To-day's Trip to Waverley.

Owing to the circumstances connected with the late accident to the Vesuvius, the Vic. Admiral was unable to place the Buzzard at the disposal of the Reception Committee, until Monday, and accordingly the Committee arranged for a special train to carry the guests to Waverley diggings. The party started at 11 a.m., to-day, and had an interesting time inspecting the Gold mines and other works at Waverley. The crusher at the Germantown diggings was in operation, giving them an opportunity of witnessing the process of extracting the gold from the rock. The works at Waverley and Germantown were inspected, and almost every one obtained a "specimen" of more or less value. About half past two the party, numbering over fifty gentlemen, returned by railway to Richmond, where they found no carriages to receive them, and consequently had to walk into town.

At four, there was a fine turnout of the Fire Department, and the several engines, handled by the fire brigade, proved at once the remarkable efficiency of that body and the Waterspouts which shot hissing from the hose high over the housetops.
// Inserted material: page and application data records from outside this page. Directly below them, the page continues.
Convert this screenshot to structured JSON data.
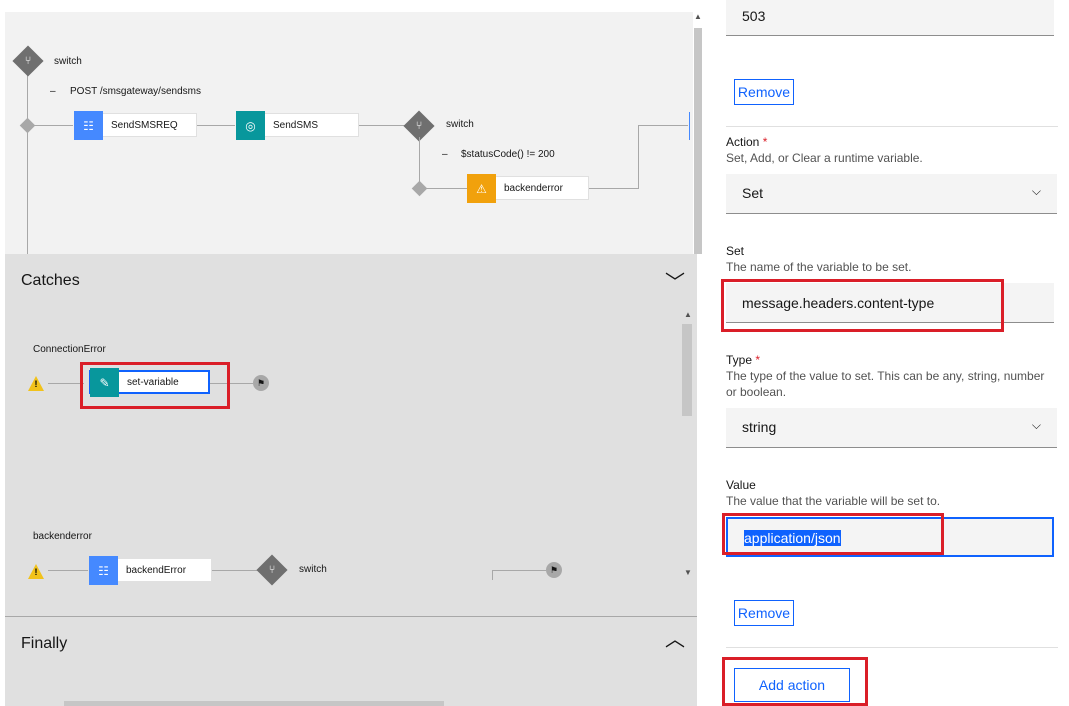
{
  "flow": {
    "switch1_label": "switch",
    "case1_label": "POST /smsgateway/sendsms",
    "node_sendsmsreq": "SendSMSREQ",
    "node_sendsms": "SendSMS",
    "switch2_label": "switch",
    "case2_label": "$statusCode() != 200",
    "node_backenderror": "backenderror"
  },
  "catches": {
    "title": "Catches",
    "connection_error_label": "ConnectionError",
    "node_set_variable": "set-variable",
    "backend_error_label": "backenderror",
    "node_backend_error": "backendError",
    "switch_label": "switch"
  },
  "finally": {
    "title": "Finally"
  },
  "panel": {
    "top_value": "503",
    "remove1": "Remove",
    "action_label": "Action",
    "action_helper": "Set, Add, or Clear a runtime variable.",
    "action_value": "Set",
    "set_label": "Set",
    "set_helper": "The name of the variable to be set.",
    "set_value": "message.headers.content-type",
    "type_label": "Type",
    "type_helper": "The type of the value to set. This can be any, string, number or boolean.",
    "type_value": "string",
    "value_label": "Value",
    "value_helper": "The value that the variable will be set to.",
    "value_value": "application/json",
    "remove2": "Remove",
    "add_action": "Add action",
    "required_mark": "*"
  },
  "colors": {
    "accent": "#0f62fe",
    "highlight": "#da1e28",
    "node_blue": "#4589ff",
    "node_teal": "#08979c",
    "node_orange": "#f1a10c"
  }
}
To-day's programme will end with a superb Banquet this evening in the drill-room.